TASK: Go through the material underneath and show every line where the string "Unknown" occurs.

SUPPLIED MATERIAL:
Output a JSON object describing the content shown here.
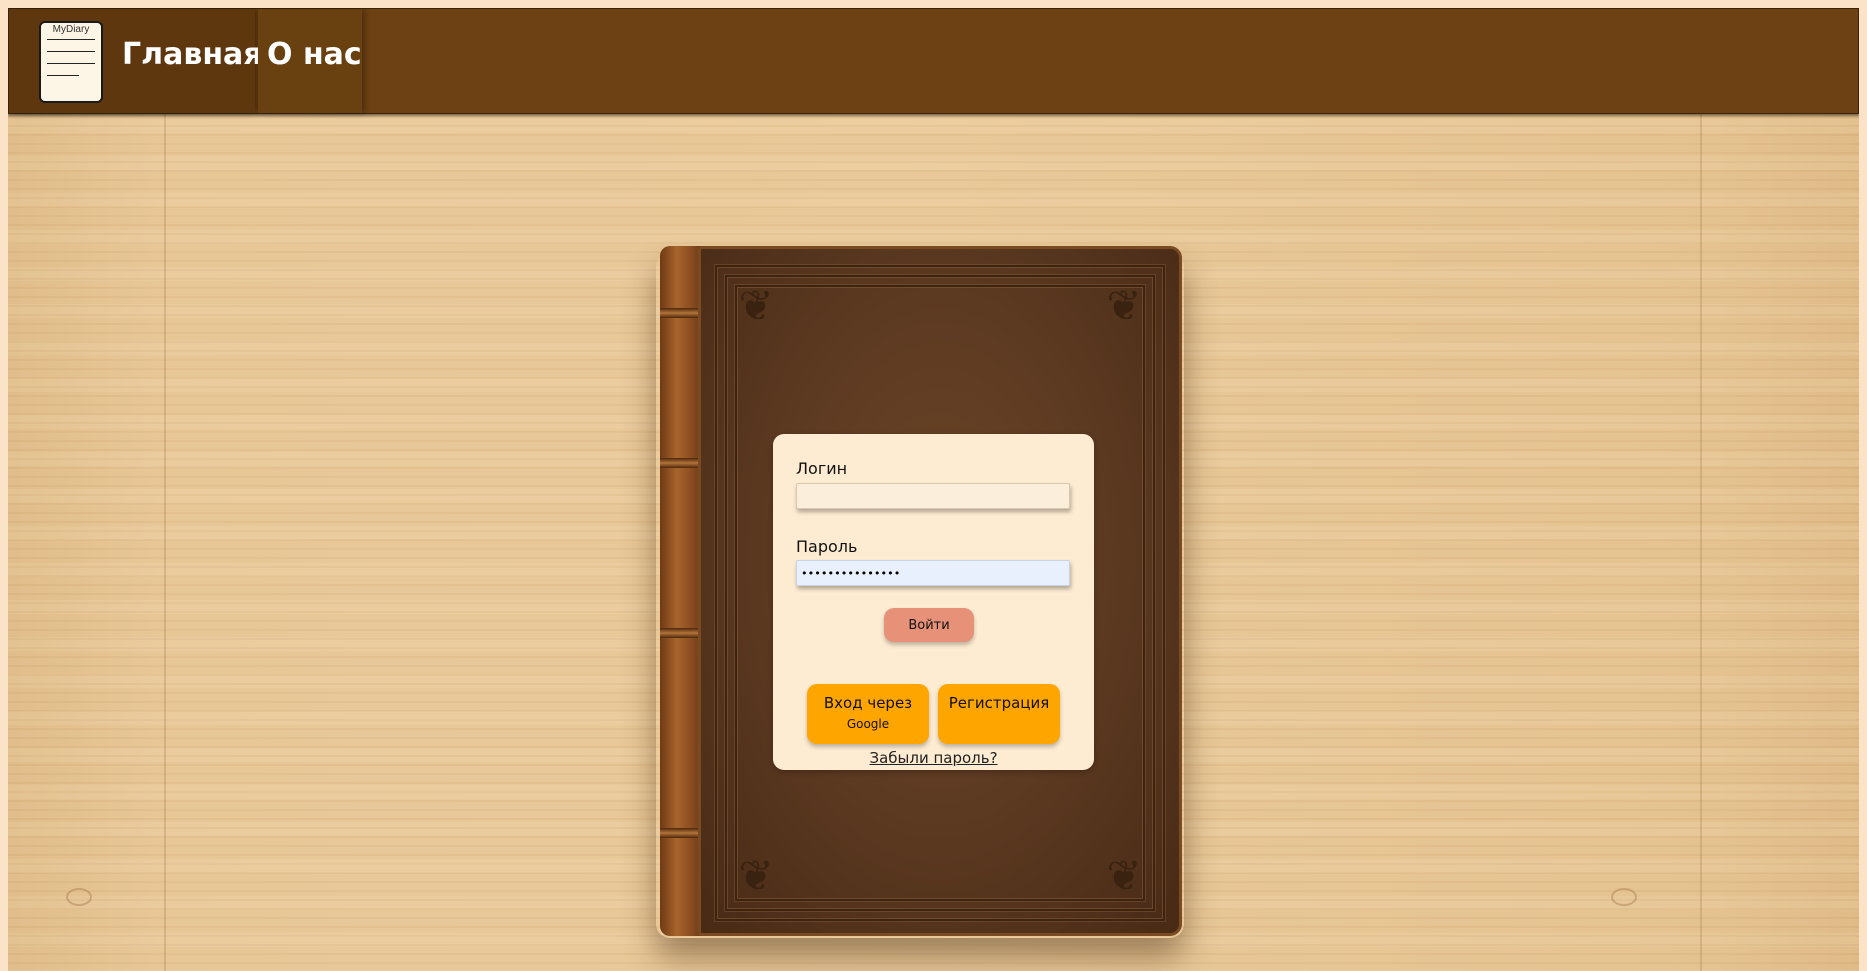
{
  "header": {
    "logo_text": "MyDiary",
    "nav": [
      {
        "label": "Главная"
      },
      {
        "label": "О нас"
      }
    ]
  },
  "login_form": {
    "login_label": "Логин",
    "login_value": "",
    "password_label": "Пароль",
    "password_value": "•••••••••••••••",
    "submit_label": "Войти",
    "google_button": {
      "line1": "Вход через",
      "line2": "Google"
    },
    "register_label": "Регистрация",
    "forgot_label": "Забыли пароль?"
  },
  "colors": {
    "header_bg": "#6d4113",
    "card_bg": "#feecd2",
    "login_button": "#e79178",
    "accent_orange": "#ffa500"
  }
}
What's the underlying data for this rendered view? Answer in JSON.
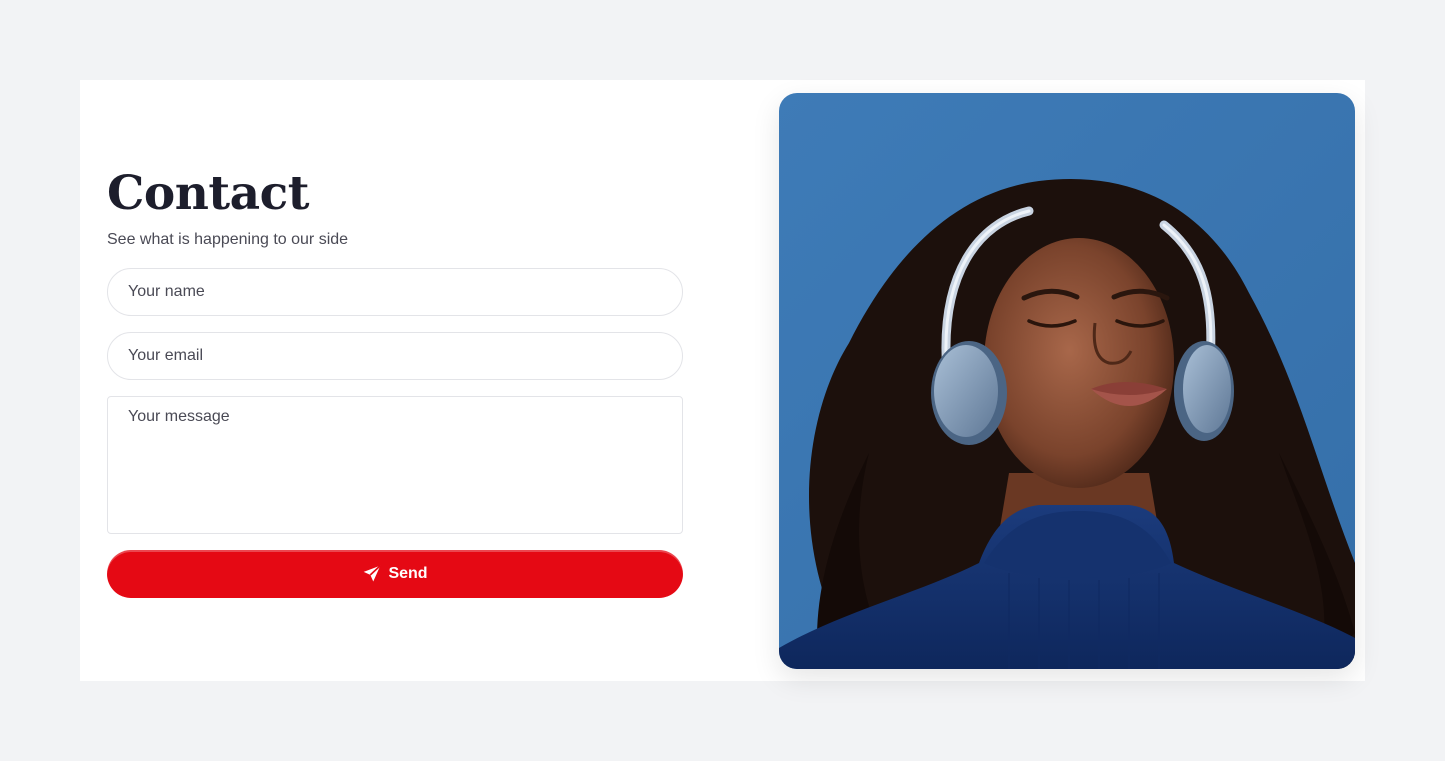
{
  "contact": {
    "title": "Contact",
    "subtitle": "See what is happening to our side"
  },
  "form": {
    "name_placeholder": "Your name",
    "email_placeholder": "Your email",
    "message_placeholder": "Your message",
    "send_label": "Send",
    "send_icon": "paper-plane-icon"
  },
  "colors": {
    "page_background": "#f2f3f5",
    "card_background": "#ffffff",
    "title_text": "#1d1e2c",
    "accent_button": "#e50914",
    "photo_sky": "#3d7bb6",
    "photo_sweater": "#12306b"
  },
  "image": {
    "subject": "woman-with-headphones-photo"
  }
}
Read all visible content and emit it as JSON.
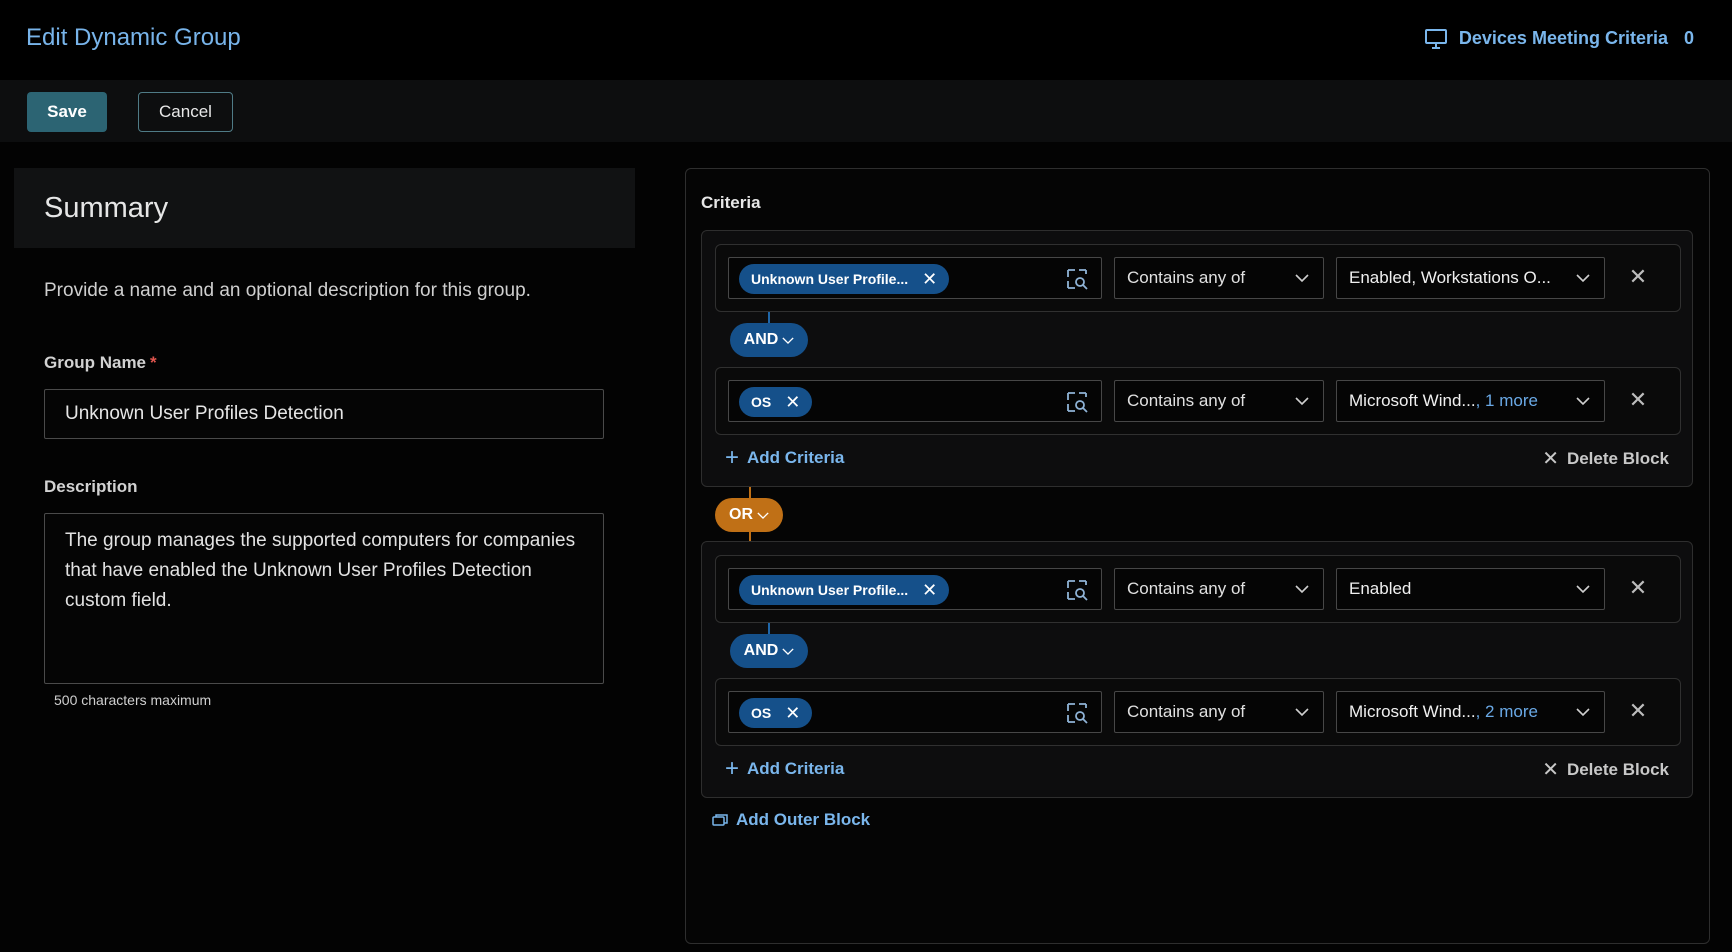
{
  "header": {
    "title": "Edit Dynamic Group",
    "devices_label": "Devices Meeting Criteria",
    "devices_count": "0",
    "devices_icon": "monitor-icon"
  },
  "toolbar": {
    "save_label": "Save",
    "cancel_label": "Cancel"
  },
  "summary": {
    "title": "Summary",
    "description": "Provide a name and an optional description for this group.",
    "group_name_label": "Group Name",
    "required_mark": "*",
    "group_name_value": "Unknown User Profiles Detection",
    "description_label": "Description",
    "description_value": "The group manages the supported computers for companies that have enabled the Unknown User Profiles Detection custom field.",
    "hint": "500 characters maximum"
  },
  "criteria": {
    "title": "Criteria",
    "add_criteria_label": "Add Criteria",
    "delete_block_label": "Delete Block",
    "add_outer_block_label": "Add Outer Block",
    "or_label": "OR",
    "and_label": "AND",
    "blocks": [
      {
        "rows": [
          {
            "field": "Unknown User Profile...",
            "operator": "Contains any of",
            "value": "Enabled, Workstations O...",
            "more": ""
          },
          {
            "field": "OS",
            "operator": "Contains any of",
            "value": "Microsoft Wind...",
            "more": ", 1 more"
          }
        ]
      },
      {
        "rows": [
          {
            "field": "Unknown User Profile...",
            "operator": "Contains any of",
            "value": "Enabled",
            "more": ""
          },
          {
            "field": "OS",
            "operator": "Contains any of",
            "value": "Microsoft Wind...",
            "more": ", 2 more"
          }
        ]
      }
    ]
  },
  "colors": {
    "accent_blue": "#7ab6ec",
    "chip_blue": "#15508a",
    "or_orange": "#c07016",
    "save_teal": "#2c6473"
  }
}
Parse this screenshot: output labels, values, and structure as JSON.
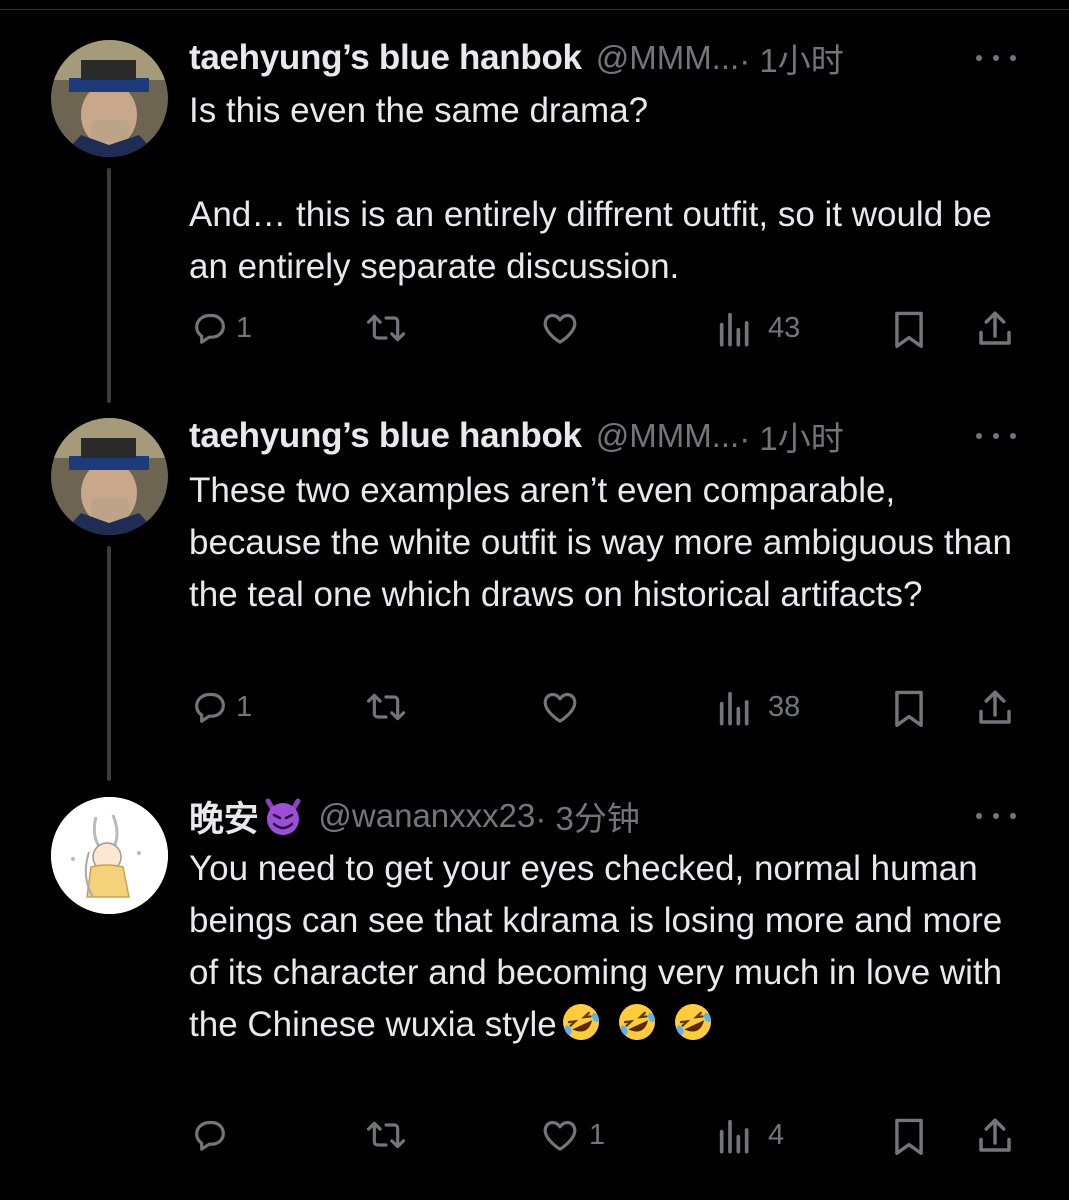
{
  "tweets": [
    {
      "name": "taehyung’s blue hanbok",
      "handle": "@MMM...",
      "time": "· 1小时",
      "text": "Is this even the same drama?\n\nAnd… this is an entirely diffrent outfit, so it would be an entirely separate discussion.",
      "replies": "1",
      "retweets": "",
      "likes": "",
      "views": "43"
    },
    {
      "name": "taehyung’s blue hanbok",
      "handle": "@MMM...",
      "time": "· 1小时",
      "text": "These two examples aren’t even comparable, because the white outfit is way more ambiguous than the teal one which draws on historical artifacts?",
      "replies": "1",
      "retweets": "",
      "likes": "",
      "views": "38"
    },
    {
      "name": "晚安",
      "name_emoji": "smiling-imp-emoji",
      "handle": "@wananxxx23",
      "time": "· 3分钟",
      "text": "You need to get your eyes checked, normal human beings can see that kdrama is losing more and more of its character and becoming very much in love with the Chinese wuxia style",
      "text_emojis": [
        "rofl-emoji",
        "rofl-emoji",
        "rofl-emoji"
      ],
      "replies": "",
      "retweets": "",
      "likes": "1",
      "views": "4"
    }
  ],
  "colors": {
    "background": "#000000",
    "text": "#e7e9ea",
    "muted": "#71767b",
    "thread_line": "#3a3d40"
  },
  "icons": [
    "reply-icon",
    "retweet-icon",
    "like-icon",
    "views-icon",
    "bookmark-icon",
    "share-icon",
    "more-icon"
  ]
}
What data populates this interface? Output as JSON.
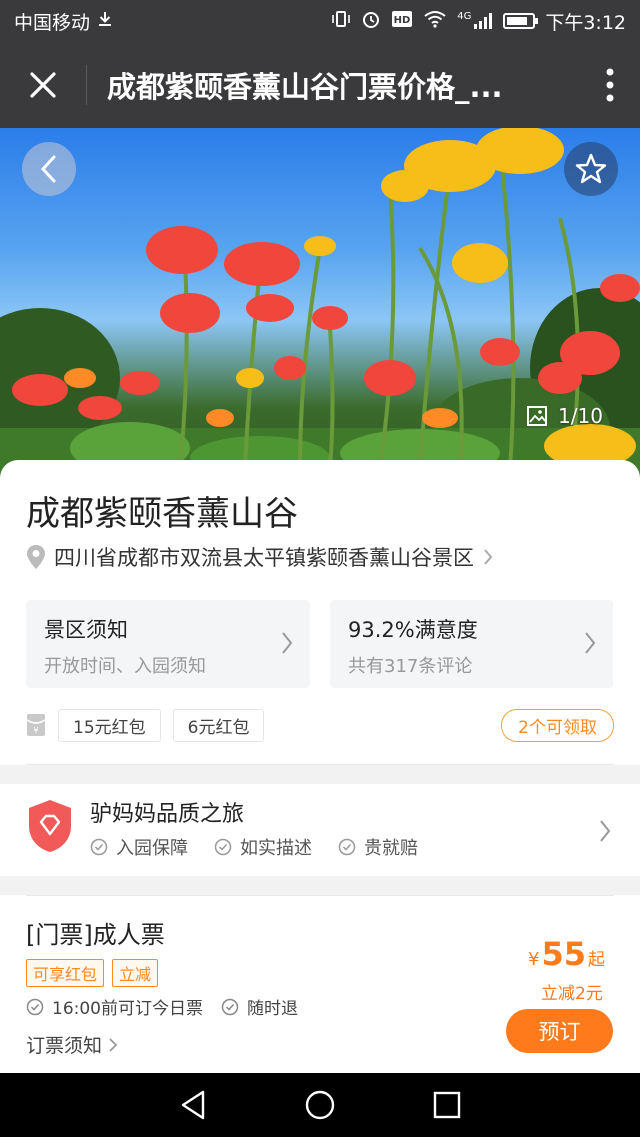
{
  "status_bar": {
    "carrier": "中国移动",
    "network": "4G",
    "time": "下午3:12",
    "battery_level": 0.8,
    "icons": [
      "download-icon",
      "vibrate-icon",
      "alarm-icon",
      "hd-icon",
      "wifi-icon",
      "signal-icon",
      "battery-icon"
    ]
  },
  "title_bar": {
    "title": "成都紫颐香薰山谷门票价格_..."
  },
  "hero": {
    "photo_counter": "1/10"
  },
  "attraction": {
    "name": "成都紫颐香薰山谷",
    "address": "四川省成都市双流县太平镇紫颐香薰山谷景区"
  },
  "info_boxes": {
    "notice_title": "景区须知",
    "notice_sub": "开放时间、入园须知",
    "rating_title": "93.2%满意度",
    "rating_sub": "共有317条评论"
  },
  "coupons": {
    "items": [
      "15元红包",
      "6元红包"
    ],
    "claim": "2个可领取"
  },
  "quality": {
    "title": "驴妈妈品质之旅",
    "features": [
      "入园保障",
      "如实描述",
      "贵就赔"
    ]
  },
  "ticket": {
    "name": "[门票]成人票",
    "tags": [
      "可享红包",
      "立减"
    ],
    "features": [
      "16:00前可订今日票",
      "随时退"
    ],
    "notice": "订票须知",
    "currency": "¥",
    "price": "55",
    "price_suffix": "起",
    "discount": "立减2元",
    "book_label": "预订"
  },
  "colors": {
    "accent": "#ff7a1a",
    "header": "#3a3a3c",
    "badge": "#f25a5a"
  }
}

ANSWER TO THIS TASK:
    "group_name_value": "Unknown User Profiles Detection",
    "description_value": "The group manages the supported computers for companies that have enabled the Unknown User Profiles Detection custom field.",
            "field": "Unknown User Profile...",
            "field": "Unknown User Profile...",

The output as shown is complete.